__Assignment__
Copy every line below precisely as it appears.
=== Extracted information ===
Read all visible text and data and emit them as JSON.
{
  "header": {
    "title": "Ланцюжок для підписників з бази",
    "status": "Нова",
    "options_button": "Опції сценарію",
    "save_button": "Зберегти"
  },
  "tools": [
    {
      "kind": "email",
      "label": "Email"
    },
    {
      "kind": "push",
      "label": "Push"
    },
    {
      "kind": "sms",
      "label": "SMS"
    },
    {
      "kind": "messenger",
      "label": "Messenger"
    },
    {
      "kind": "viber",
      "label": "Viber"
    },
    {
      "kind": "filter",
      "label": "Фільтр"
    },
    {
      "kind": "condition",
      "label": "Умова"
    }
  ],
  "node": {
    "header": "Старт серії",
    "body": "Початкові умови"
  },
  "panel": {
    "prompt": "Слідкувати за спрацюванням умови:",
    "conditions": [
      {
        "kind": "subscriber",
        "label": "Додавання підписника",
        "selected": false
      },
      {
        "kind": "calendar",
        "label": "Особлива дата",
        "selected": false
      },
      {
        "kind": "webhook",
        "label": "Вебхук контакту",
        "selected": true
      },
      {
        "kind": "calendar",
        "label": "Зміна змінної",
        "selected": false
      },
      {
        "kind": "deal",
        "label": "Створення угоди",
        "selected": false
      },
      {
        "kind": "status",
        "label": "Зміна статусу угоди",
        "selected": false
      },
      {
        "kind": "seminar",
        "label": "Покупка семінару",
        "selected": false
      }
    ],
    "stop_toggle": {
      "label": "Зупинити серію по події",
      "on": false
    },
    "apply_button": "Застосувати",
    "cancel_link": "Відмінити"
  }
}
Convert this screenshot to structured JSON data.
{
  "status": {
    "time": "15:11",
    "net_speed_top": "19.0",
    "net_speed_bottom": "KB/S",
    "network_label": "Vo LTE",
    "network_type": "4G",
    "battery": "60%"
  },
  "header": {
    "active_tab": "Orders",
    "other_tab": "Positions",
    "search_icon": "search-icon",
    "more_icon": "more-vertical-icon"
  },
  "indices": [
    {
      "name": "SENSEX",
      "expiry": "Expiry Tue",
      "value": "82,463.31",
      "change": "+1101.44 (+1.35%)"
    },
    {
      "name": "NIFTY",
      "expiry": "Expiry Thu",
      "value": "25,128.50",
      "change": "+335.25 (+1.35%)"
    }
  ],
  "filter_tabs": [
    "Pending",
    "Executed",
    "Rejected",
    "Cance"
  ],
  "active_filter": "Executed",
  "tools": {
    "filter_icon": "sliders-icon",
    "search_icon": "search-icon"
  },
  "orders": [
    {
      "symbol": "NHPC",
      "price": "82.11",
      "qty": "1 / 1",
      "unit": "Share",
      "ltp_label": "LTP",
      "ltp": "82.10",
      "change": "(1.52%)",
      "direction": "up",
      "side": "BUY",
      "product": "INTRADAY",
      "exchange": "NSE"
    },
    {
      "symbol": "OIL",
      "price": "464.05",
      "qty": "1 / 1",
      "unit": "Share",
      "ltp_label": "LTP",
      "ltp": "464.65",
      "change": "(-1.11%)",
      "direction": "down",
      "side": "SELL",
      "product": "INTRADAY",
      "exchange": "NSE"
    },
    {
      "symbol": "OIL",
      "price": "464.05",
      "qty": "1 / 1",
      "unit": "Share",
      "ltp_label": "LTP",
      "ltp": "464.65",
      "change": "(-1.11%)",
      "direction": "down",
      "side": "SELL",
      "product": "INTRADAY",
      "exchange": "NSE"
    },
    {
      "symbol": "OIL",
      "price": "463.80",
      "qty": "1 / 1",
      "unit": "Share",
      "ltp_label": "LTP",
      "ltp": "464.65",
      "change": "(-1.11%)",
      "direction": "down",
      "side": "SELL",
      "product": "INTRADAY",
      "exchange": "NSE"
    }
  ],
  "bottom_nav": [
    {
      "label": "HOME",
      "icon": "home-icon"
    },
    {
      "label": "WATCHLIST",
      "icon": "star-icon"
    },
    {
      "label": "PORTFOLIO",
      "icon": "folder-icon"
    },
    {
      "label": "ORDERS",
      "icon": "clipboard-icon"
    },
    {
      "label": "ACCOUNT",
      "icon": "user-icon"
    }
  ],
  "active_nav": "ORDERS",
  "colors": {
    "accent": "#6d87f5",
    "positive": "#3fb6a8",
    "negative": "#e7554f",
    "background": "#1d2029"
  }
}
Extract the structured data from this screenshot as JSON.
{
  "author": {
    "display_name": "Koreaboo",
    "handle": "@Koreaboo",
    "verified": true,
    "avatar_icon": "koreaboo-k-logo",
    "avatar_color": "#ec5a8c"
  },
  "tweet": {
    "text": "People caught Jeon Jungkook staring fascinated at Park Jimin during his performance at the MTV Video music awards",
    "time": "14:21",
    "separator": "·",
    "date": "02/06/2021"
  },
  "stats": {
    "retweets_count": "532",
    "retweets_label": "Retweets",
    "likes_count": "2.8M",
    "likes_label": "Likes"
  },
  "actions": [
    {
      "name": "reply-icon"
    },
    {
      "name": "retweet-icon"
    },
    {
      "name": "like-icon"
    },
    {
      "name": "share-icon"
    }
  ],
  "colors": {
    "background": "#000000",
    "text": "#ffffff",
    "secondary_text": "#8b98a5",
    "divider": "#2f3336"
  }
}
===
__Finished task__
Read all visible text and data and emit them as JSON.
{
  "header": {
    "title": "Ланцюжок для підписників з бази",
    "status": "Нова",
    "options_button": "Опції сценарію",
    "save_button": "Зберегти"
  },
  "tools": [
    {
      "kind": "email",
      "label": "Email"
    },
    {
      "kind": "push",
      "label": "Push"
    },
    {
      "kind": "sms",
      "label": "SMS"
    },
    {
      "kind": "messenger",
      "label": "Messenger"
    },
    {
      "kind": "viber",
      "label": "Viber"
    },
    {
      "kind": "filter",
      "label": "Фільтр"
    },
    {
      "kind": "condition",
      "label": "Умова"
    }
  ],
  "node": {
    "header": "Старт серії",
    "body": "Початкові умови"
  },
  "panel": {
    "prompt": "Слідкувати за спрацюванням умови:",
    "conditions": [
      {
        "kind": "subscriber",
        "label": "Додавання підписника",
        "selected": false
      },
      {
        "kind": "calendar",
        "label": "Особлива дата",
        "selected": false
      },
      {
        "kind": "webhook",
        "label": "Вебхук контакту",
        "selected": true
      },
      {
        "kind": "calendar",
        "label": "Зміна змінної",
        "selected": false
      },
      {
        "kind": "deal",
        "label": "Створення угоди",
        "selected": false
      },
      {
        "kind": "status",
        "label": "Зміна статусу угоди",
        "selected": false
      },
      {
        "kind": "seminar",
        "label": "Покупка семінару",
        "selected": false
      }
    ],
    "stop_toggle": {
      "label": "Зупинити серію по події",
      "on": false
    },
    "apply_button": "Застосувати",
    "cancel_link": "Відмінити"
  }
}
Convert this screenshot to structured JSON data.
{
  "status": {
    "time": "15:11",
    "net_speed_top": "19.0",
    "net_speed_bottom": "KB/S",
    "network_label": "Vo LTE",
    "network_type": "4G",
    "battery": "60%"
  },
  "header": {
    "active_tab": "Orders",
    "other_tab": "Positions",
    "search_icon": "search-icon",
    "more_icon": "more-vertical-icon"
  },
  "indices": [
    {
      "name": "SENSEX",
      "expiry": "Expiry Tue",
      "value": "82,463.31",
      "change": "+1101.44 (+1.35%)"
    },
    {
      "name": "NIFTY",
      "expiry": "Expiry Thu",
      "value": "25,128.50",
      "change": "+335.25 (+1.35%)"
    }
  ],
  "filter_tabs": [
    "Pending",
    "Executed",
    "Rejected",
    "Cance"
  ],
  "active_filter": "Executed",
  "tools": {
    "filter_icon": "sliders-icon",
    "search_icon": "search-icon"
  },
  "orders": [
    {
      "symbol": "NHPC",
      "price": "82.11",
      "qty": "1 / 1",
      "unit": "Share",
      "ltp_label": "LTP",
      "ltp": "82.10",
      "change": "(1.52%)",
      "direction": "up",
      "side": "BUY",
      "product": "INTRADAY",
      "exchange": "NSE"
    },
    {
      "symbol": "OIL",
      "price": "464.05",
      "qty": "1 / 1",
      "unit": "Share",
      "ltp_label": "LTP",
      "ltp": "464.65",
      "change": "(-1.11%)",
      "direction": "down",
      "side": "SELL",
      "product": "INTRADAY",
      "exchange": "NSE"
    },
    {
      "symbol": "OIL",
      "price": "464.05",
      "qty": "1 / 1",
      "unit": "Share",
      "ltp_label": "LTP",
      "ltp": "464.65",
      "change": "(-1.11%)",
      "direction": "down",
      "side": "SELL",
      "product": "INTRADAY",
      "exchange": "NSE"
    },
    {
      "symbol": "OIL",
      "price": "463.80",
      "qty": "1 / 1",
      "unit": "Share",
      "ltp_label": "LTP",
      "ltp": "464.65",
      "change": "(-1.11%)",
      "direction": "down",
      "side": "SELL",
      "product": "INTRADAY",
      "exchange": "NSE"
    }
  ],
  "bottom_nav": [
    {
      "label": "HOME",
      "icon": "home-icon"
    },
    {
      "label": "WATCHLIST",
      "icon": "star-icon"
    },
    {
      "label": "PORTFOLIO",
      "icon": "folder-icon"
    },
    {
      "label": "ORDERS",
      "icon": "clipboard-icon"
    },
    {
      "label": "ACCOUNT",
      "icon": "user-icon"
    }
  ],
  "active_nav": "ORDERS",
  "colors": {
    "accent": "#6d87f5",
    "positive": "#3fb6a8",
    "negative": "#e7554f",
    "background": "#1d2029"
  }
}
Extract the structured data from this screenshot as JSON.
{
  "author": {
    "display_name": "Koreaboo",
    "handle": "@Koreaboo",
    "verified": true,
    "avatar_icon": "koreaboo-k-logo",
    "avatar_color": "#ec5a8c"
  },
  "tweet": {
    "text": "People caught Jeon Jungkook staring fascinated at Park Jimin during his performance at the MTV Video music awards",
    "time": "14:21",
    "separator": "·",
    "date": "02/06/2021"
  },
  "stats": {
    "retweets_count": "532",
    "retweets_label": "Retweets",
    "likes_count": "2.8M",
    "likes_label": "Likes"
  },
  "actions": [
    {
      "name": "reply-icon"
    },
    {
      "name": "retweet-icon"
    },
    {
      "name": "like-icon"
    },
    {
      "name": "share-icon"
    }
  ],
  "colors": {
    "background": "#000000",
    "text": "#ffffff",
    "secondary_text": "#8b98a5",
    "divider": "#2f3336"
  }
}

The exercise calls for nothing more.